(Saved entries)
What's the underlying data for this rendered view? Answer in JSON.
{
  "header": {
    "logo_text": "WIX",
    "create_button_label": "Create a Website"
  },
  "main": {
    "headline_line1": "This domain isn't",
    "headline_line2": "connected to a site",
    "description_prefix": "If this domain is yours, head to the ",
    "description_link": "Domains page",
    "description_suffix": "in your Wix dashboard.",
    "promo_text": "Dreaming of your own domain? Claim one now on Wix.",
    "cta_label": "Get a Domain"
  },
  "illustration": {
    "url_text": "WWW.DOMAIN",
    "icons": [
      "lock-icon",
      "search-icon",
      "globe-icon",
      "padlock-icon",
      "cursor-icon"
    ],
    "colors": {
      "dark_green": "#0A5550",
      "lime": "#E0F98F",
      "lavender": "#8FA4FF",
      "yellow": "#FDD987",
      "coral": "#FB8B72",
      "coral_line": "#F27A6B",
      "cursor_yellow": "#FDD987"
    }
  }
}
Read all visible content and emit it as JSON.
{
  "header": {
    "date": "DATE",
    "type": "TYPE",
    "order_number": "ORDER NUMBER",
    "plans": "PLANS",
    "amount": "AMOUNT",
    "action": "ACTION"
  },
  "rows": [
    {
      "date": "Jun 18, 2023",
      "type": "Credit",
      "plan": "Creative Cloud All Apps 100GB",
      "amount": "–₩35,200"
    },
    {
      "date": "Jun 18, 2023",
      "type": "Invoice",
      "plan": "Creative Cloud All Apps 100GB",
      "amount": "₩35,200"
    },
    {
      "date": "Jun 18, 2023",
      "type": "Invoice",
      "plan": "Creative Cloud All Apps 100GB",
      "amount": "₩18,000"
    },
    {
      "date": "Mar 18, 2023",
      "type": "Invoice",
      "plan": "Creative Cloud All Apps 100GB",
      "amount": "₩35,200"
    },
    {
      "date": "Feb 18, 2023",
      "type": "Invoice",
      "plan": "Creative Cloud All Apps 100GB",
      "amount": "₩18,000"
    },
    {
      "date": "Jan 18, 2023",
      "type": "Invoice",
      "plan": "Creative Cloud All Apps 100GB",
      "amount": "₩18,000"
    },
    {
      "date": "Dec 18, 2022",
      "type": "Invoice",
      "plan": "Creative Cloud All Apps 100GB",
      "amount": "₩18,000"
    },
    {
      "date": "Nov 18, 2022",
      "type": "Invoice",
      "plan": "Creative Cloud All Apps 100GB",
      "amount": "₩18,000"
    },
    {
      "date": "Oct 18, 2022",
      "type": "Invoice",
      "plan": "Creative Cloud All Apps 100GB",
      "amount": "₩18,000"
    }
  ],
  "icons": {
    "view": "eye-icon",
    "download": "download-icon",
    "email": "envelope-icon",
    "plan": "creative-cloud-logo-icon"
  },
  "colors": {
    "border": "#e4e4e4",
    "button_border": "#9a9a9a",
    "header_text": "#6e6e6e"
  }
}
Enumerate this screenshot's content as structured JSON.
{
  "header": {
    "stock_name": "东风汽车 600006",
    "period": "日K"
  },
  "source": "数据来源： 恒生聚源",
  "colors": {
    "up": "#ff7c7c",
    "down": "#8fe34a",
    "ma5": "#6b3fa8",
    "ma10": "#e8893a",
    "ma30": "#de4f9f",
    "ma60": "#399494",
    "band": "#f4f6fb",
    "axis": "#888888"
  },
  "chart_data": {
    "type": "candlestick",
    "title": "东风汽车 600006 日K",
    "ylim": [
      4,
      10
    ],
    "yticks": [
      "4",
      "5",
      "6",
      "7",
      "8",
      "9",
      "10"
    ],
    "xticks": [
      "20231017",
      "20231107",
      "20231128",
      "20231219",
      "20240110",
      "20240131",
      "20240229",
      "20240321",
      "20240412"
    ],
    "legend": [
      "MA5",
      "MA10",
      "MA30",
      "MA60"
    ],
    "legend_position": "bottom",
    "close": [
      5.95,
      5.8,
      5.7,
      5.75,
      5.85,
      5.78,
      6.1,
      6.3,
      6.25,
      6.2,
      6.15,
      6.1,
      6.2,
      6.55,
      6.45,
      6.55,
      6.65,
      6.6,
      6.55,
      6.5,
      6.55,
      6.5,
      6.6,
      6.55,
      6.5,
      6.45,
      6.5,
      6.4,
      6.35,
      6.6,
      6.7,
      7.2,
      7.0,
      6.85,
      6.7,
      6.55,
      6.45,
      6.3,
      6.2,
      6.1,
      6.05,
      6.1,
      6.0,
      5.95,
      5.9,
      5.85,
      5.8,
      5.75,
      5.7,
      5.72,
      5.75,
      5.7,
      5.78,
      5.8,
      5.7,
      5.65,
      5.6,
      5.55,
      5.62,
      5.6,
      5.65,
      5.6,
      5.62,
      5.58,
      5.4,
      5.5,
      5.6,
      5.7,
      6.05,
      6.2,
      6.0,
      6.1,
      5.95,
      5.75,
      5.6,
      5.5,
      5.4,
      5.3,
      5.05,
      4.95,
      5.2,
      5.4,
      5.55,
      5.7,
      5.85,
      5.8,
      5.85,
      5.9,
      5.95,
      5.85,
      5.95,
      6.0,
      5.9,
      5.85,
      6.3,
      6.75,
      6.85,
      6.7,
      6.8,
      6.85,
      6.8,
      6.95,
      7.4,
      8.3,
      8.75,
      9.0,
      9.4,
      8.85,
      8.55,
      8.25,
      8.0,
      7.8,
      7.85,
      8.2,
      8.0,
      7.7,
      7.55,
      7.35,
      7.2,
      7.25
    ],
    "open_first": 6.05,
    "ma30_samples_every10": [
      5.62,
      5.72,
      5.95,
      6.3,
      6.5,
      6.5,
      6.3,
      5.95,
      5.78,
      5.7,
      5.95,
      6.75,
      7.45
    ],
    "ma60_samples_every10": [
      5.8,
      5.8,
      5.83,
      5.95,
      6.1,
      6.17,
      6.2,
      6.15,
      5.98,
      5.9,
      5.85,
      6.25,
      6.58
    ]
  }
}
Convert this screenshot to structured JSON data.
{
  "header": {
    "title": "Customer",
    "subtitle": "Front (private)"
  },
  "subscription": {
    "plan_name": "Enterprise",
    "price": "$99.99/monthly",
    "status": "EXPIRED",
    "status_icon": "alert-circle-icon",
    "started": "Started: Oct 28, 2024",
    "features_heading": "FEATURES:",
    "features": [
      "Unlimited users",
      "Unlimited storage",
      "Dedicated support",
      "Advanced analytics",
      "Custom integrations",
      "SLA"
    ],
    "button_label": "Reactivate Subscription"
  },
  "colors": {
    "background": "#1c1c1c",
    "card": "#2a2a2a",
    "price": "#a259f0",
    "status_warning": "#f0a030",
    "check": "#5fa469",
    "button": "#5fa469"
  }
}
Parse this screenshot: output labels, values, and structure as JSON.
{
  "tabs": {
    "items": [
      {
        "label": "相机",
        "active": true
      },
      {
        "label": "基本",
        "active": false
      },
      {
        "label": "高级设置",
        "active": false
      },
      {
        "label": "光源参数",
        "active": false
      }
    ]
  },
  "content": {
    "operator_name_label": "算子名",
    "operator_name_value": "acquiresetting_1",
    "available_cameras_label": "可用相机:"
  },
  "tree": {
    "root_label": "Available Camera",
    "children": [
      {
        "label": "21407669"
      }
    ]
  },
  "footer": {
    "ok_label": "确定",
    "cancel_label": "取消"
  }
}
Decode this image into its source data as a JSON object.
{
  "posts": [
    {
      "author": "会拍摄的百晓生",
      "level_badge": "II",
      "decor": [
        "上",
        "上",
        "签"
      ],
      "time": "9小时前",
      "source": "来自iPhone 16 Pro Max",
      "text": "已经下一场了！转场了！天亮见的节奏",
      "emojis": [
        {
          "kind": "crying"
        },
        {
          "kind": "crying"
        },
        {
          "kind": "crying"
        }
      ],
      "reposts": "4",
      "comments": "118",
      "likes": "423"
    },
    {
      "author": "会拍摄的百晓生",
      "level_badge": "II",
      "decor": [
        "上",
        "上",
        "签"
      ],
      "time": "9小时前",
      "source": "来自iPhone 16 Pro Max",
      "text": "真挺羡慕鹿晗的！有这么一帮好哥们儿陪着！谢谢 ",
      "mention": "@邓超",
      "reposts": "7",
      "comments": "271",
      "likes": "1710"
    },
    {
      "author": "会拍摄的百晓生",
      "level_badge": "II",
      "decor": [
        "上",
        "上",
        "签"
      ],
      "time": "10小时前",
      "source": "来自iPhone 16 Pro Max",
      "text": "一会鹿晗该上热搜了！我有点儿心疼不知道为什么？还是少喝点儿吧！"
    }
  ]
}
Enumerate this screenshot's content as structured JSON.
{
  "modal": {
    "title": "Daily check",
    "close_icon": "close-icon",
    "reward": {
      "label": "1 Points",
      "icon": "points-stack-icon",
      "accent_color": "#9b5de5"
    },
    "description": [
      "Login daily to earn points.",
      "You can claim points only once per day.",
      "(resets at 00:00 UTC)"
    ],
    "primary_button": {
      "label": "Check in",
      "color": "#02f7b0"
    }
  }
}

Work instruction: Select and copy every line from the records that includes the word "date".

Answer for this exercise:
    "date": "DATE",
      "date": "Jun 18, 2023",
      "date": "Jun 18, 2023",
      "date": "Jun 18, 2023",
      "date": "Mar 18, 2023",
      "date": "Feb 18, 2023",
      "date": "Jan 18, 2023",
      "date": "Dec 18, 2022",
      "date": "Nov 18, 2022",
      "date": "Oct 18, 2022",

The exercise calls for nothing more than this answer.